§ WHAT YOU HAVE TO DO
Copy out the entries word for word, leaving images aside.

§ SUPPLIED MATERIAL

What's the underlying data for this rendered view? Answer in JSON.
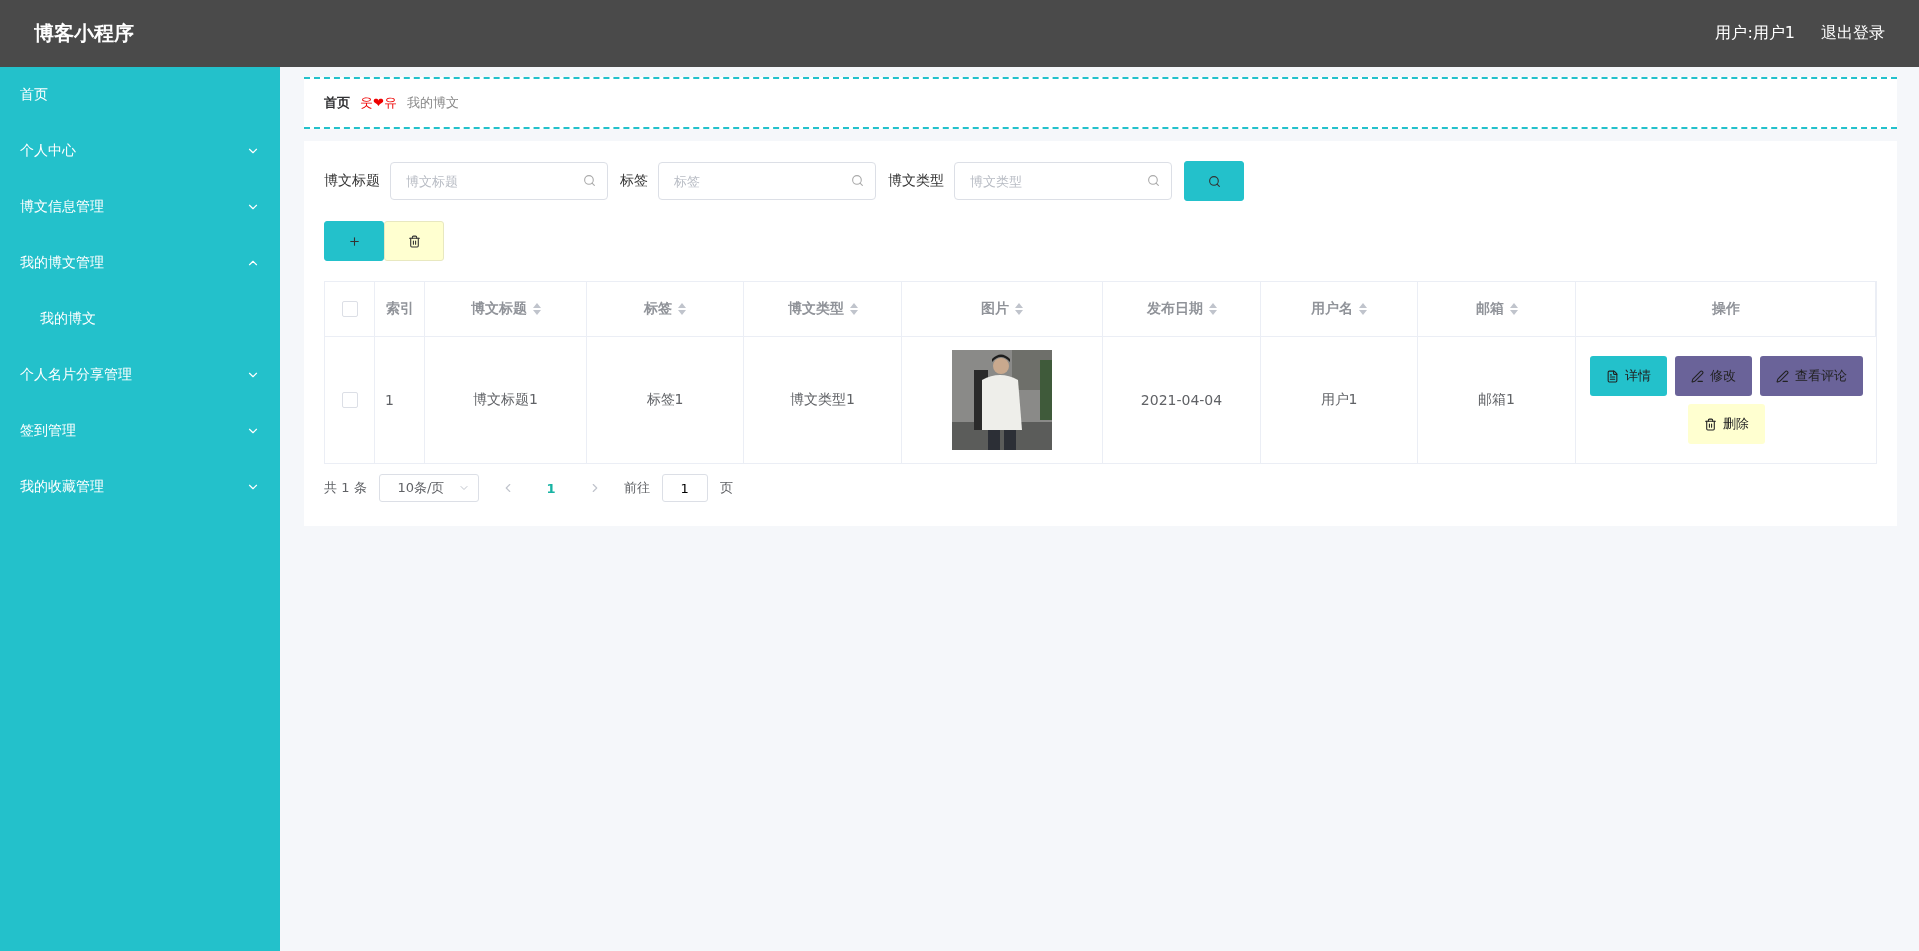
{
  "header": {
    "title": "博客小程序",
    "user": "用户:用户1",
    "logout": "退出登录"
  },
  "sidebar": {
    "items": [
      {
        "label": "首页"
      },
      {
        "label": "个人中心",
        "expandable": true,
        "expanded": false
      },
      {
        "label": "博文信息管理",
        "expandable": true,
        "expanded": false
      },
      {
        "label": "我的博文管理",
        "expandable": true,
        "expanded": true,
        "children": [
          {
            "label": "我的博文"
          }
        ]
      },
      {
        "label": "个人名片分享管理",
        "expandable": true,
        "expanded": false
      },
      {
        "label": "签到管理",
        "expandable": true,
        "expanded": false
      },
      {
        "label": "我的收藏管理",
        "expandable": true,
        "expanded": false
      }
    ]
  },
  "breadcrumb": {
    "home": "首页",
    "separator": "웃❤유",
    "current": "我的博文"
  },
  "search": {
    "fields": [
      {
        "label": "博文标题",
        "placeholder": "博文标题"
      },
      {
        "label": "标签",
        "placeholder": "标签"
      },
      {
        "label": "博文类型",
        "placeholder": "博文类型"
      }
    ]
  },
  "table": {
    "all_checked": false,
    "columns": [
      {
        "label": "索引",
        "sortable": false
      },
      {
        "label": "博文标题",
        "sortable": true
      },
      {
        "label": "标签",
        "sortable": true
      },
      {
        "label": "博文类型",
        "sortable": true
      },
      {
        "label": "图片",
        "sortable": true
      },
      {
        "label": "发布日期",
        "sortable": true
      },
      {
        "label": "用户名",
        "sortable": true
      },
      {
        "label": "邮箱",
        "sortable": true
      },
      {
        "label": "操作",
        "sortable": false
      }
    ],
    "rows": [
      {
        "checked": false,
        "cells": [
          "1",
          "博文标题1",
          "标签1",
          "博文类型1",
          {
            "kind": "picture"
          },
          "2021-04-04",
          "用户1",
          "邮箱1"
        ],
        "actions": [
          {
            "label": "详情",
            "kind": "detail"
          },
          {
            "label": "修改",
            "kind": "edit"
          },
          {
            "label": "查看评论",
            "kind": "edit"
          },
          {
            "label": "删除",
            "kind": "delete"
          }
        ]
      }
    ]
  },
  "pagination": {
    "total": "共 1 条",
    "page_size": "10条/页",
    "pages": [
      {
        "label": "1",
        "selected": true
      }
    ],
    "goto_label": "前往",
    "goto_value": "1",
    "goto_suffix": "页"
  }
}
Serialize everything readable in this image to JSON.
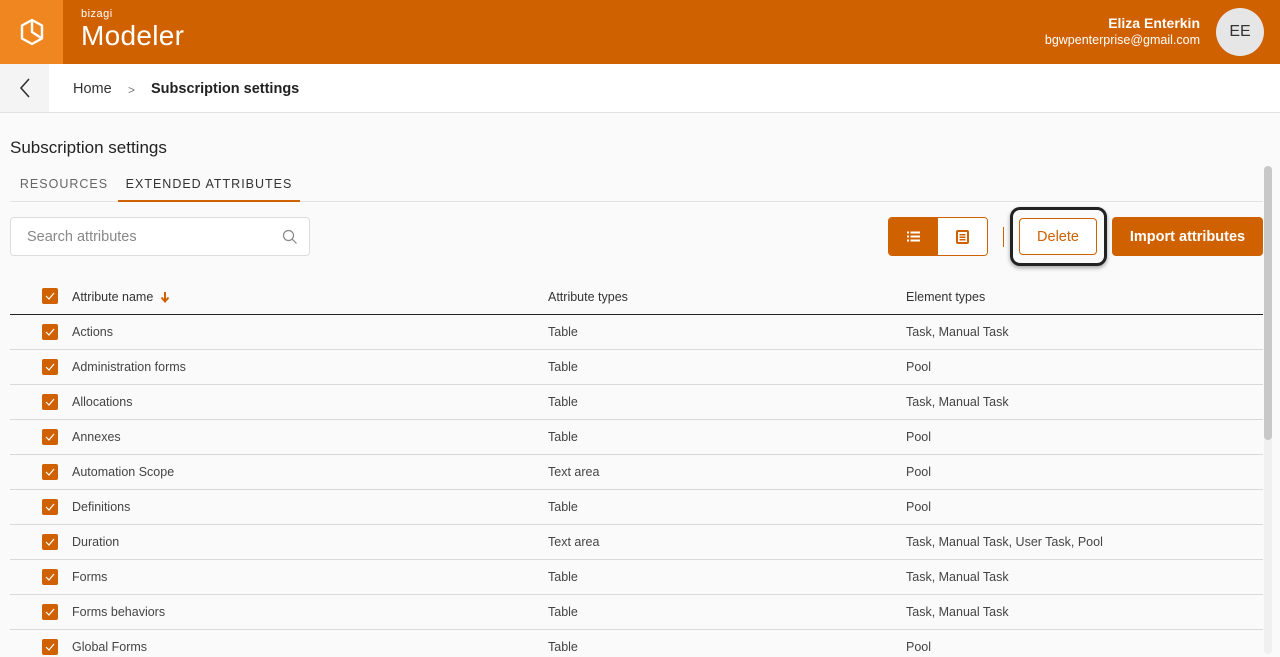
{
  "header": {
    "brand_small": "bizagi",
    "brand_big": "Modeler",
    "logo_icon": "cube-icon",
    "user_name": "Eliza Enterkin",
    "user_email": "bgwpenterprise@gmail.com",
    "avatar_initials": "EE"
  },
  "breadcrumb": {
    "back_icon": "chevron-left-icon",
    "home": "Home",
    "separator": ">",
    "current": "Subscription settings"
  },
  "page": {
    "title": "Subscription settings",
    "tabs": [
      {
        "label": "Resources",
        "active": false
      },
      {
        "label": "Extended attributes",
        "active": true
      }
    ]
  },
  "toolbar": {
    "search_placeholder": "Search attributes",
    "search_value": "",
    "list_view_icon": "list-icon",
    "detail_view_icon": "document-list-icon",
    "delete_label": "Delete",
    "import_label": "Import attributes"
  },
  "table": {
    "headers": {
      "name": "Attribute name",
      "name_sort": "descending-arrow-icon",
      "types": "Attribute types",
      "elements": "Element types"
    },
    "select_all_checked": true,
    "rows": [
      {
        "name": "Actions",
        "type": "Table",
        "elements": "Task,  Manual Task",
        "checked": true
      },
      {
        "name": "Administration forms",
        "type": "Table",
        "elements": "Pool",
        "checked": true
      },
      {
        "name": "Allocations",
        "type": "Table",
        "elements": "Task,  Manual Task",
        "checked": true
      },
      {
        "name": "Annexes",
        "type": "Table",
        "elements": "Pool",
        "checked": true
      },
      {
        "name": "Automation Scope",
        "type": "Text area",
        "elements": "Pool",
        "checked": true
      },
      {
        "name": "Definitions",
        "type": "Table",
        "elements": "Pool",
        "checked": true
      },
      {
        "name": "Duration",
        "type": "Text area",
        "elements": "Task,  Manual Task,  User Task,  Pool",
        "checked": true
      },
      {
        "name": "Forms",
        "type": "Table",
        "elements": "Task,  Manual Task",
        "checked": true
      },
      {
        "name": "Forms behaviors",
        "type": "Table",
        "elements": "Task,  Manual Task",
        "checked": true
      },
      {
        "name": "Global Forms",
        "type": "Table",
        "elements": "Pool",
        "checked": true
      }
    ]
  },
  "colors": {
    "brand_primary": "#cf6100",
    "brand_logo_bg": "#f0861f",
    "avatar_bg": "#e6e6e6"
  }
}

§ EXPECTED OUTPUT
What's the underlying data for this rendered view? Answer in JSON.
{
  "header": {
    "title": "博客小程序",
    "user": "用户:用户1",
    "logout": "退出登录"
  },
  "sidebar": {
    "items": [
      {
        "label": "首页"
      },
      {
        "label": "个人中心",
        "expandable": true,
        "expanded": false
      },
      {
        "label": "博文信息管理",
        "expandable": true,
        "expanded": false
      },
      {
        "label": "我的博文管理",
        "expandable": true,
        "expanded": true,
        "children": [
          {
            "label": "我的博文"
          }
        ]
      },
      {
        "label": "个人名片分享管理",
        "expandable": true,
        "expanded": false
      },
      {
        "label": "签到管理",
        "expandable": true,
        "expanded": false
      },
      {
        "label": "我的收藏管理",
        "expandable": true,
        "expanded": false
      }
    ]
  },
  "breadcrumb": {
    "home": "首页",
    "separator": "웃❤유",
    "current": "我的博文"
  },
  "search": {
    "fields": [
      {
        "label": "博文标题",
        "placeholder": "博文标题"
      },
      {
        "label": "标签",
        "placeholder": "标签"
      },
      {
        "label": "博文类型",
        "placeholder": "博文类型"
      }
    ]
  },
  "table": {
    "all_checked": false,
    "columns": [
      {
        "label": "索引",
        "sortable": false
      },
      {
        "label": "博文标题",
        "sortable": true
      },
      {
        "label": "标签",
        "sortable": true
      },
      {
        "label": "博文类型",
        "sortable": true
      },
      {
        "label": "图片",
        "sortable": true
      },
      {
        "label": "发布日期",
        "sortable": true
      },
      {
        "label": "用户名",
        "sortable": true
      },
      {
        "label": "邮箱",
        "sortable": true
      },
      {
        "label": "操作",
        "sortable": false
      }
    ],
    "rows": [
      {
        "checked": false,
        "cells": [
          "1",
          "博文标题1",
          "标签1",
          "博文类型1",
          {
            "kind": "picture"
          },
          "2021-04-04",
          "用户1",
          "邮箱1"
        ],
        "actions": [
          {
            "label": "详情",
            "kind": "detail"
          },
          {
            "label": "修改",
            "kind": "edit"
          },
          {
            "label": "查看评论",
            "kind": "edit"
          },
          {
            "label": "删除",
            "kind": "delete"
          }
        ]
      }
    ]
  },
  "pagination": {
    "total": "共 1 条",
    "page_size": "10条/页",
    "pages": [
      {
        "label": "1",
        "selected": true
      }
    ],
    "goto_label": "前往",
    "goto_value": "1",
    "goto_suffix": "页"
  }
}
Serialize everything readable in this image to JSON.
{
  "header": {
    "brand_small": "bizagi",
    "brand_big": "Modeler",
    "logo_icon": "cube-icon",
    "user_name": "Eliza Enterkin",
    "user_email": "bgwpenterprise@gmail.com",
    "avatar_initials": "EE"
  },
  "breadcrumb": {
    "back_icon": "chevron-left-icon",
    "home": "Home",
    "separator": ">",
    "current": "Subscription settings"
  },
  "page": {
    "title": "Subscription settings",
    "tabs": [
      {
        "label": "Resources",
        "active": false
      },
      {
        "label": "Extended attributes",
        "active": true
      }
    ]
  },
  "toolbar": {
    "search_placeholder": "Search attributes",
    "search_value": "",
    "list_view_icon": "list-icon",
    "detail_view_icon": "document-list-icon",
    "delete_label": "Delete",
    "import_label": "Import attributes"
  },
  "table": {
    "headers": {
      "name": "Attribute name",
      "name_sort": "descending-arrow-icon",
      "types": "Attribute types",
      "elements": "Element types"
    },
    "select_all_checked": true,
    "rows": [
      {
        "name": "Actions",
        "type": "Table",
        "elements": "Task,  Manual Task",
        "checked": true
      },
      {
        "name": "Administration forms",
        "type": "Table",
        "elements": "Pool",
        "checked": true
      },
      {
        "name": "Allocations",
        "type": "Table",
        "elements": "Task,  Manual Task",
        "checked": true
      },
      {
        "name": "Annexes",
        "type": "Table",
        "elements": "Pool",
        "checked": true
      },
      {
        "name": "Automation Scope",
        "type": "Text area",
        "elements": "Pool",
        "checked": true
      },
      {
        "name": "Definitions",
        "type": "Table",
        "elements": "Pool",
        "checked": true
      },
      {
        "name": "Duration",
        "type": "Text area",
        "elements": "Task,  Manual Task,  User Task,  Pool",
        "checked": true
      },
      {
        "name": "Forms",
        "type": "Table",
        "elements": "Task,  Manual Task",
        "checked": true
      },
      {
        "name": "Forms behaviors",
        "type": "Table",
        "elements": "Task,  Manual Task",
        "checked": true
      },
      {
        "name": "Global Forms",
        "type": "Table",
        "elements": "Pool",
        "checked": true
      }
    ]
  },
  "colors": {
    "brand_primary": "#cf6100",
    "brand_logo_bg": "#f0861f",
    "avatar_bg": "#e6e6e6"
  }
}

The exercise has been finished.